Matthew Henry wrote: ‘If infant baptism were more conscientiously improved, it would be less disputed.’ If we who practise it don’t appreciate and receive the benefit of it for our spiritual health, can we really be surprised if we find it hard to persuade anyone else of its spiritual value?
But even if Thomas Houston and these Reformed Confessions speak of the importance of improving our baptism, is it a biblical idea? Absolutely. Here are just 3 ways Scripture says we should make good use of our baptism…
- Think about its Meaning
It’s clear from Rom 6.3-5 that Paul expected his readers to think about their baptism and its meaning. It clearly had a present, ongoing relevance to their spiritual health. He is effectively saying ‘Don’t you remember what your baptism means?’
Do you know what your baptism means? Do you understand that baptism is a picture of the gospel? It tells us that we are dirty, defiled sinners from the moment of conception. It tells us we need to be washed, but wonderfully it also reassures us that we can be washed by the blood of Jesus Christ.

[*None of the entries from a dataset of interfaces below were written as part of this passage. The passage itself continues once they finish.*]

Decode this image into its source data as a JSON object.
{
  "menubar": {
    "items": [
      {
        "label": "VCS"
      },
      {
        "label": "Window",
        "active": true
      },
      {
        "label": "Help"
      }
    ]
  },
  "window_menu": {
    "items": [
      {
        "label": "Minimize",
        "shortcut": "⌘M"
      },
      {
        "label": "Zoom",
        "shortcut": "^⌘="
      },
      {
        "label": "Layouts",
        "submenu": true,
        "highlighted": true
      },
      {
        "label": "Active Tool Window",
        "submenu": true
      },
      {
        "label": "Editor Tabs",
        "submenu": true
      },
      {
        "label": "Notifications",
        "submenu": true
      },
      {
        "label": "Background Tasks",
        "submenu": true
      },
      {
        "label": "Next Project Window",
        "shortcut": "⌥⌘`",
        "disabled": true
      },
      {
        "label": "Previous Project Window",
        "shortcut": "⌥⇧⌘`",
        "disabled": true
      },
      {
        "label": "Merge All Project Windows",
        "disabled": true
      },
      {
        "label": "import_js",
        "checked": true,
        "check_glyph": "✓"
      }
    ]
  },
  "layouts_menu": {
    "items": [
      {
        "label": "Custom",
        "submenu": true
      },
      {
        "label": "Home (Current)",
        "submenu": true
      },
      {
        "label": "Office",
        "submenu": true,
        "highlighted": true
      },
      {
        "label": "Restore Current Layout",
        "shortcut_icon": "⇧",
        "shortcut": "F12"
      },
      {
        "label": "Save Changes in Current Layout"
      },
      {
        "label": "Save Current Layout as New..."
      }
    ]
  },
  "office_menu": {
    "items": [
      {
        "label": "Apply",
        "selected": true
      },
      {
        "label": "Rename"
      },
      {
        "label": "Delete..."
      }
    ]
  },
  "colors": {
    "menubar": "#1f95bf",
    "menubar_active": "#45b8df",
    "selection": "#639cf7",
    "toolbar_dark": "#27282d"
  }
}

At its heart, baptism is a sign and seal of union with Jesus Christ. Rom 6.3 says we were ‘baptized into Jesus Christ’. When God saves someone he is joined to Jesus Christ. Just as Christ died and rose again, so in him we die and rise to new spiritual life.

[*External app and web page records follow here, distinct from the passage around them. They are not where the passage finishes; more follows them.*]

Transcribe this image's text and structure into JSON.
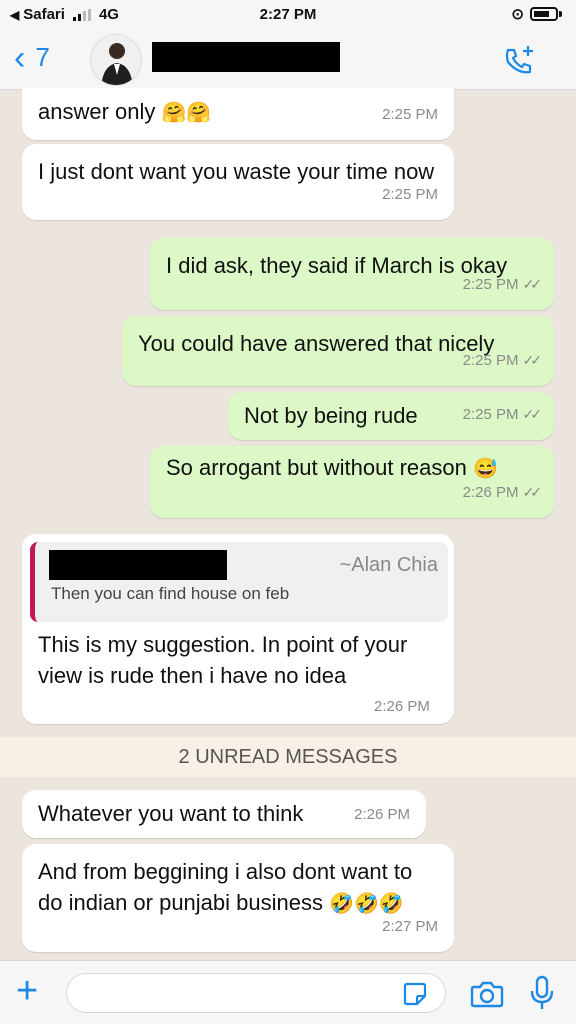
{
  "status_bar": {
    "back_app": "Safari",
    "network": "4G",
    "time": "2:27 PM"
  },
  "header": {
    "back_count": "7"
  },
  "messages": [
    {
      "text": "answer only",
      "emoji": "🤗🤗",
      "time": "2:25 PM"
    },
    {
      "text": "I just dont want you waste your time now",
      "time": "2:25 PM"
    },
    {
      "text": "I did ask, they said if March is okay",
      "time": "2:25 PM",
      "status": "read"
    },
    {
      "text": "You could have answered that nicely",
      "time": "2:25 PM",
      "status": "read"
    },
    {
      "text": "Not by being rude",
      "time": "2:25 PM",
      "status": "read"
    },
    {
      "text": "So arrogant but without reason",
      "emoji": "😅",
      "time": "2:26 PM",
      "status": "read"
    },
    {
      "quote_author": "~Alan Chia",
      "quote_text": "Then you can find house on feb",
      "text": "This is my suggestion. In point of your view is rude then i have no idea",
      "time": "2:26 PM"
    },
    {
      "text": "Whatever you want to think",
      "time": "2:26 PM"
    },
    {
      "text": "And from beggining i also dont want to do indian or punjabi business",
      "emoji": "🤣🤣🤣",
      "time": "2:27 PM"
    }
  ],
  "unread_banner": "2 UNREAD MESSAGES",
  "input": {
    "value": "",
    "placeholder": ""
  },
  "colors": {
    "accent": "#1e88e5",
    "outgoing_bubble": "#dcf8c6",
    "incoming_bubble": "#ffffff",
    "chat_background": "#ece5dd",
    "quote_bar": "#c2185b"
  },
  "icons": [
    "back-chevron-icon",
    "add-call-icon",
    "plus-icon",
    "sticker-icon",
    "camera-icon",
    "mic-icon",
    "read-ticks-icon"
  ]
}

Baptism is not a sign of our repentance or our personal commitment to Jesus Christ – it is a sign and seal of God’s commitment to us.
- Remember it in times of temptation
This is the use Paul especially makes of baptism in Rom 6.4. We were baptized into Jesus Christ – we were united to the Son of God in his death for sin. We died in him to sin and have been raised to new spiritual life. That abusive, destructive marriage between us and sin is now finished – not because we got a divorce or a separation order, but because we died to sin. Baptism is a sign and seal of that thrilling reality.
We need to remember this especially at times of temptation. When the old master comes callling us back and promising all kinds of pleasures and satisfaction we need to remember our baptism and say, ‘No – I have been baptized into Jesus Christ. I died to sin in him. I have been raised to life in Jesus Christ – I don’t have to give in to temptation. I belong to God the Father, Son and Spirit.’ This is what Martin Luther used to do when he was tempted – he would grab a piece of chalk and scrawl the words ‘baptizatus sum’ on his desk – ‘I have been baptized.’
- Cultivate the Unity of the Church
This is Paul’s point in 1 Cor 12.12-13. We have all been baptized into one body. We are not just united to Jesus Christ when we become Christians – we are also united to everyone else who is united to him.
So we make good use of our baptism by working hard to preserve and cultivate the unity of the church. Whatever different shades of belief or temperament there may be among us, we were all baptized into one body. We all belong to Christ and so we all belong to one another.
- So there is no place for quarrelling with other Christians, or bearing grudges for weeks or months or even years on end.
- So we should pursue biblical catholicity. We should ask ourselves regularly how we can foster closer ties with other Christians baptized in same Spirit into same body, even if they don’t belong to our particular group.
- So we should strive to be peacemakers whenever we have opportunity.
As Luther put it in his Large Catechism: ‘Every Christian has enough to learn and to practise all his life in regard to baptism… There is no greater jewel than baptism for adorning our body and soul, for through it we become perfectly holy and are completely saved.’